B.C.'s 12 Ferry Advisory Committees are calling on the province to freeze ferry fares. (Richard Lam/Canadian Press)

B.C.'s Ferry Advisory Committees are calling on the provincial government to freeze ferry fares for at least three years.

Earlier this week, Transportation Minister Blair Lekstrom said he was capping fare increases at 4.15 per cent over the next year while the ferry system is being reviewed — but critics say that doesn't go far enough.

"We would like to see a freeze in increases at least for the immediate future," said Tony Law, chair of the Hornby-Denman Ferry Advisory Committee.

"And, you know, future increases should be in line with the CPI [consumer price index.]"   Law said any increases hurt ferry-dependent communities.

"The cost of fuel, the cost of food, the cost of doing business and the affordability for tourists to come and visit our communities, many of which are dependent on tourism," he said.

"And it also makes economic development difficult because businesses are reluctant to make investments while they see this basic transportation cost continually increasing at this rate."
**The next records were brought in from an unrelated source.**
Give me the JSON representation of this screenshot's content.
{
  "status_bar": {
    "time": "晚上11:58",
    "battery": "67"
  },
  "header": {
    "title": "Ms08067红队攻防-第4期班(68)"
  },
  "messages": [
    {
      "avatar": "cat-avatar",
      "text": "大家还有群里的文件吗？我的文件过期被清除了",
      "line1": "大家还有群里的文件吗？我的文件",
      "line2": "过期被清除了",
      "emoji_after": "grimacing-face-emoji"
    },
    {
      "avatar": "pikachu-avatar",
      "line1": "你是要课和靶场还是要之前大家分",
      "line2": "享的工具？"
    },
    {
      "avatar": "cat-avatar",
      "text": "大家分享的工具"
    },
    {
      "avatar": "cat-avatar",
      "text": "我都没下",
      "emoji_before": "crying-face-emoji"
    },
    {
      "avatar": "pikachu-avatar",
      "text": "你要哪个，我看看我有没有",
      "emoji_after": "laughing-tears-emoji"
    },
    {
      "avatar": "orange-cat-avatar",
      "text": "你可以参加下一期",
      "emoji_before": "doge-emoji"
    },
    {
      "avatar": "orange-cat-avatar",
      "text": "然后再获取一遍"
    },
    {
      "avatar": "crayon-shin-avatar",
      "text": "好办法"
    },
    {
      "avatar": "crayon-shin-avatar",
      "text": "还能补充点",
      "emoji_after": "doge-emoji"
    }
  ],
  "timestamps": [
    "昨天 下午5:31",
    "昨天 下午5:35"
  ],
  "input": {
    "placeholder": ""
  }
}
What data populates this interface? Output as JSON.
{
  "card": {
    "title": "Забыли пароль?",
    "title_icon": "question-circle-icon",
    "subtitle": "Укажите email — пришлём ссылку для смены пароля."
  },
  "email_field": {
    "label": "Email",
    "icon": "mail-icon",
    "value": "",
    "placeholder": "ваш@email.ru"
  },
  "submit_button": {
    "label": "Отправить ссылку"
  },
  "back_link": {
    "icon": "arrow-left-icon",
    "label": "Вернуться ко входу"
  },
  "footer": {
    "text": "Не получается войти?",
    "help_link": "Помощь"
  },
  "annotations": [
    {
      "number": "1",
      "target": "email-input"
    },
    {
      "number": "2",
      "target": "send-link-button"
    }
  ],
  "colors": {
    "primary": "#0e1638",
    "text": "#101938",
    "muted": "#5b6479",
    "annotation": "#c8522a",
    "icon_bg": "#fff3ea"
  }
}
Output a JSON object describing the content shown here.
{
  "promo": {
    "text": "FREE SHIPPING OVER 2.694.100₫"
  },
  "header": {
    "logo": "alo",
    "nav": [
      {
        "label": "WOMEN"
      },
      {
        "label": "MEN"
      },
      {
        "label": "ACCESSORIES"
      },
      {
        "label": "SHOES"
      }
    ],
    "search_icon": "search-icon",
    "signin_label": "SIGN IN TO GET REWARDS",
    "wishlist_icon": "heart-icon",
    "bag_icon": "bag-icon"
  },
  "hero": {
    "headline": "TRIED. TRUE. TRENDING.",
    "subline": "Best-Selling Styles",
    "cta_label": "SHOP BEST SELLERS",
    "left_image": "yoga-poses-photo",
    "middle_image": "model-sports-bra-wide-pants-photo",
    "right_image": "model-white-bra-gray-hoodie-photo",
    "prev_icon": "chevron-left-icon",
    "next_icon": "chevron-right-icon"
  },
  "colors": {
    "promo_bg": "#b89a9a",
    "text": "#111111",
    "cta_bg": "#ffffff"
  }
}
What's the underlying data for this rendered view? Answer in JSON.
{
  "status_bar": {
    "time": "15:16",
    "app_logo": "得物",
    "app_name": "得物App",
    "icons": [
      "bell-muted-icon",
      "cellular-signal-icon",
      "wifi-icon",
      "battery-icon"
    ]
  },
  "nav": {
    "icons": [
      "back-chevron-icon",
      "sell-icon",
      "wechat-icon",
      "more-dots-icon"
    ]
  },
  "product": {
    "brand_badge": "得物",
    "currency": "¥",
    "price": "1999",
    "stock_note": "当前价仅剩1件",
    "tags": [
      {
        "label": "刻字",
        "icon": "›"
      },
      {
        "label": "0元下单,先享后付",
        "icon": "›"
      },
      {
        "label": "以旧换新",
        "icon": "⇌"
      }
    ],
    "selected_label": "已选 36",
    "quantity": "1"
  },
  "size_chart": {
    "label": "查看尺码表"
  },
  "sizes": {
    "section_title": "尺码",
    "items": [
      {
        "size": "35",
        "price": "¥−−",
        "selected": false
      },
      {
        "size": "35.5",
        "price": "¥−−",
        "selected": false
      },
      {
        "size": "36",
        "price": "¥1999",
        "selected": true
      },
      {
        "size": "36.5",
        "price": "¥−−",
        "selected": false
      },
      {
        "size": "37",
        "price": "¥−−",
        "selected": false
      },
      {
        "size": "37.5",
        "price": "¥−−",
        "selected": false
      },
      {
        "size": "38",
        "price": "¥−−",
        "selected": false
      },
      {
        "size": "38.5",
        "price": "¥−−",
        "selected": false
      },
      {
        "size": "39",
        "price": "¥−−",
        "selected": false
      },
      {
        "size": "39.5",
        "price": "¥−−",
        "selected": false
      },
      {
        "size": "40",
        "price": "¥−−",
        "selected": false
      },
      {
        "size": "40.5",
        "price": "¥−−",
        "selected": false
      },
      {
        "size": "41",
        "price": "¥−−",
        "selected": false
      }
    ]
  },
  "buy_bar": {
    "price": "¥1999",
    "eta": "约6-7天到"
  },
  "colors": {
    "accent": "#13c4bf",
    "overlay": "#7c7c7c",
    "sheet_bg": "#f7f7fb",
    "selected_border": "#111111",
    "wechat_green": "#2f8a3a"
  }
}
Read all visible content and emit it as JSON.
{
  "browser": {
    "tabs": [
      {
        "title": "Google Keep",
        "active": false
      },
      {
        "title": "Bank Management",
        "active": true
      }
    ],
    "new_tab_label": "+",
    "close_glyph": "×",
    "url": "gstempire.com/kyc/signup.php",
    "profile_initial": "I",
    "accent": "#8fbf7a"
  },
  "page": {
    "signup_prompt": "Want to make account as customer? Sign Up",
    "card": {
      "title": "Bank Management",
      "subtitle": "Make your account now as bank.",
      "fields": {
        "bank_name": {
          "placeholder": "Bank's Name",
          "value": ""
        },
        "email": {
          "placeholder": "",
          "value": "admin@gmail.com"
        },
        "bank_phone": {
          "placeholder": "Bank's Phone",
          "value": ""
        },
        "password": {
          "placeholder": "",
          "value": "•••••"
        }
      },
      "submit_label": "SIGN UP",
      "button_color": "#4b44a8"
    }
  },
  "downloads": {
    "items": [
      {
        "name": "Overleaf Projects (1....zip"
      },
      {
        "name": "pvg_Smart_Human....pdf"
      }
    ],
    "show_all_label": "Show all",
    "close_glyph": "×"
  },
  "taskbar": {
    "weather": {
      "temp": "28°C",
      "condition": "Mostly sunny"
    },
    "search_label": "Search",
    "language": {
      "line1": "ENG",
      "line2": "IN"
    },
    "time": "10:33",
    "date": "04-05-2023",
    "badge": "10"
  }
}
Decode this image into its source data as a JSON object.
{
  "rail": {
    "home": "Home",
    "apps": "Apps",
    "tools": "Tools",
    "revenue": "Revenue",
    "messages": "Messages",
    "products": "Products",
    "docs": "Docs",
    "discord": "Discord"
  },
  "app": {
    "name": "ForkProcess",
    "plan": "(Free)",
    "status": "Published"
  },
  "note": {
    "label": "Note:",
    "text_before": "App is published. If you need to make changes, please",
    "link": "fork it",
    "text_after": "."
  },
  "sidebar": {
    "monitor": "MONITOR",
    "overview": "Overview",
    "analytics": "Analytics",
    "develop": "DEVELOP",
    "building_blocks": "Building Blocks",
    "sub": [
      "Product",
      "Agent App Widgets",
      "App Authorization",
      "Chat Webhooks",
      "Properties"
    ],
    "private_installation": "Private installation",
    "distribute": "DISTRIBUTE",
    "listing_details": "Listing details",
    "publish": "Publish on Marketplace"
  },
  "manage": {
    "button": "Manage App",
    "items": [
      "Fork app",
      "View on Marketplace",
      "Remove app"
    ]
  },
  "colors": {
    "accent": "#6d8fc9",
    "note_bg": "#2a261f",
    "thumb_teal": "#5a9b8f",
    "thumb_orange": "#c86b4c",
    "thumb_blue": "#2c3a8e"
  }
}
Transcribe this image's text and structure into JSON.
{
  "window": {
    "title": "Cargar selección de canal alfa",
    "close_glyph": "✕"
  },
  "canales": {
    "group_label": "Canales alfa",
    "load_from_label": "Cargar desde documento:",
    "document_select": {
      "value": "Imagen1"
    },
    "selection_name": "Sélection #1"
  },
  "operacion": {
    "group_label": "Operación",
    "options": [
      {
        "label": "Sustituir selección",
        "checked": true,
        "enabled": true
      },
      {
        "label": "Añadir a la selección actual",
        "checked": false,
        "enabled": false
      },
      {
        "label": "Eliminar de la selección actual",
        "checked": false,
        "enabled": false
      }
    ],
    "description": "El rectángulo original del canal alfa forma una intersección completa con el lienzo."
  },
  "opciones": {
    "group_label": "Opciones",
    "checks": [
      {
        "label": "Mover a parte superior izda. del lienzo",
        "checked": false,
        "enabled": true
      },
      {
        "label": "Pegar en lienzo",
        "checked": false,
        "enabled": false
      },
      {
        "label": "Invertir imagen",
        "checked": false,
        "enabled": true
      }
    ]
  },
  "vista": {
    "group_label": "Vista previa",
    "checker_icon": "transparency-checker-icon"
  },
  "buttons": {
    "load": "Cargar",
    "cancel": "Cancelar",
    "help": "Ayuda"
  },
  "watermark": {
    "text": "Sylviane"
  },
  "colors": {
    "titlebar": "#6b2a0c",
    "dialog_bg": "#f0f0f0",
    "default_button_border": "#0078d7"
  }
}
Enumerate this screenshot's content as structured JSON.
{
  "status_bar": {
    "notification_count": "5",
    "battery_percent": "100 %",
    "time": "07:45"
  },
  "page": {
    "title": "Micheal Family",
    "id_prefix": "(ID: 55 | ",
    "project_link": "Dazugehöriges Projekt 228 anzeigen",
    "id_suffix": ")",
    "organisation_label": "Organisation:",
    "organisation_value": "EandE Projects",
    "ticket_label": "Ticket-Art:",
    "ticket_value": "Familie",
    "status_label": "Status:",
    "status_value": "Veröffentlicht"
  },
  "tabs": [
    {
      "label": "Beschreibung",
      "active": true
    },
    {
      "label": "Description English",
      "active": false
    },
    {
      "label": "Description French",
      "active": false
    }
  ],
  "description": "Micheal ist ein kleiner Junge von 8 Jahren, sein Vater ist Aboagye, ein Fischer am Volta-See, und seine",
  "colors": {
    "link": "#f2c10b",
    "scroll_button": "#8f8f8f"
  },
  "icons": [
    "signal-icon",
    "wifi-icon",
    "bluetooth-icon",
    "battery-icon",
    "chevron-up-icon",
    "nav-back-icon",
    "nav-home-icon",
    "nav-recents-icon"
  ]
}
The B.C. New Democrats have also called on the provincial Liberals to freeze ferry fares.